## The problem
Extract the full set of records, then give each one again exactly.

+++++

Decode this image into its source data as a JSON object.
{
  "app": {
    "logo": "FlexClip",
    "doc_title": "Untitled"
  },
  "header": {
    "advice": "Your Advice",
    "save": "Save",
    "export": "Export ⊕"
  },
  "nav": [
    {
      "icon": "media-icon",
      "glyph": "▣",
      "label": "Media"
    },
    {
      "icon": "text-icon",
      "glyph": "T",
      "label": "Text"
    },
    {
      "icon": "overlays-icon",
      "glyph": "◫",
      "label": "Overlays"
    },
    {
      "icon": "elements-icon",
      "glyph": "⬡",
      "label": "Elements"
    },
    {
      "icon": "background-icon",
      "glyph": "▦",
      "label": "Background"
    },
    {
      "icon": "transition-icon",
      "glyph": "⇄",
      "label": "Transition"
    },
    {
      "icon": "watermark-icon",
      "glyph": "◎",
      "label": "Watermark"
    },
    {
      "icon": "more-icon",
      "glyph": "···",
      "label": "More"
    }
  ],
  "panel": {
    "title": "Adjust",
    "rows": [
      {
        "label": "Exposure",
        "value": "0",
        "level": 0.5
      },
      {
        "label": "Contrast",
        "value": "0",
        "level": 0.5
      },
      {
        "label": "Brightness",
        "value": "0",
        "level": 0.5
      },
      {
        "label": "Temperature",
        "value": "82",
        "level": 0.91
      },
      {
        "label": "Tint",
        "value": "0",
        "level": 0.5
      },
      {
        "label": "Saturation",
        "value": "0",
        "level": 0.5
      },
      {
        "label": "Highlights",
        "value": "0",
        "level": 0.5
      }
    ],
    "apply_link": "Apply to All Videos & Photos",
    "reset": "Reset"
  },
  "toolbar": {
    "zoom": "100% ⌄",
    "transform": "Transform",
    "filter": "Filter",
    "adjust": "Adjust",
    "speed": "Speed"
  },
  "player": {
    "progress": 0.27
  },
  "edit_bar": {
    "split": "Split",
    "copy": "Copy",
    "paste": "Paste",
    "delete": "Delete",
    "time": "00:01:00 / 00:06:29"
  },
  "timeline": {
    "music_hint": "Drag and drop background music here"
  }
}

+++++

## Output of the exercise
Decode this image into its source data as a JSON object.
{
  "app": {
    "logo": "FlexClip",
    "doc_title": "Untitled"
  },
  "header": {
    "advice": "Your Advice",
    "save": "Save",
    "export": "Export ⊕"
  },
  "nav": [
    {
      "icon": "media-icon",
      "glyph": "▣",
      "label": "Media"
    },
    {
      "icon": "text-icon",
      "glyph": "T",
      "label": "Text"
    },
    {
      "icon": "overlays-icon",
      "glyph": "◫",
      "label": "Overlays"
    },
    {
      "icon": "elements-icon",
      "glyph": "⬡",
      "label": "Elements"
    },
    {
      "icon": "background-icon",
      "glyph": "▦",
      "label": "Background"
    },
    {
      "icon": "transition-icon",
      "glyph": "⇄",
      "label": "Transition"
    },
    {
      "icon": "watermark-icon",
      "glyph": "◎",
      "label": "Watermark"
    },
    {
      "icon": "more-icon",
      "glyph": "···",
      "label": "More"
    }
  ],
  "panel": {
    "title": "Adjust",
    "rows": [
      {
        "label": "Exposure",
        "value": "0",
        "level": 0.5
      },
      {
        "label": "Contrast",
        "value": "0",
        "level": 0.5
      },
      {
        "label": "Brightness",
        "value": "0",
        "level": 0.5
      },
      {
        "label": "Temperature",
        "value": "82",
        "level": 0.91
      },
      {
        "label": "Tint",
        "value": "0",
        "level": 0.5
      },
      {
        "label": "Saturation",
        "value": "0",
        "level": 0.5
      },
      {
        "label": "Highlights",
        "value": "0",
        "level": 0.5
      }
    ],
    "apply_link": "Apply to All Videos & Photos",
    "reset": "Reset"
  },
  "toolbar": {
    "zoom": "100% ⌄",
    "transform": "Transform",
    "filter": "Filter",
    "adjust": "Adjust",
    "speed": "Speed"
  },
  "player": {
    "progress": 0.27
  },
  "edit_bar": {
    "split": "Split",
    "copy": "Copy",
    "paste": "Paste",
    "delete": "Delete",
    "time": "00:01:00 / 00:06:29"
  },
  "timeline": {
    "music_hint": "Drag and drop background music here"
  }
}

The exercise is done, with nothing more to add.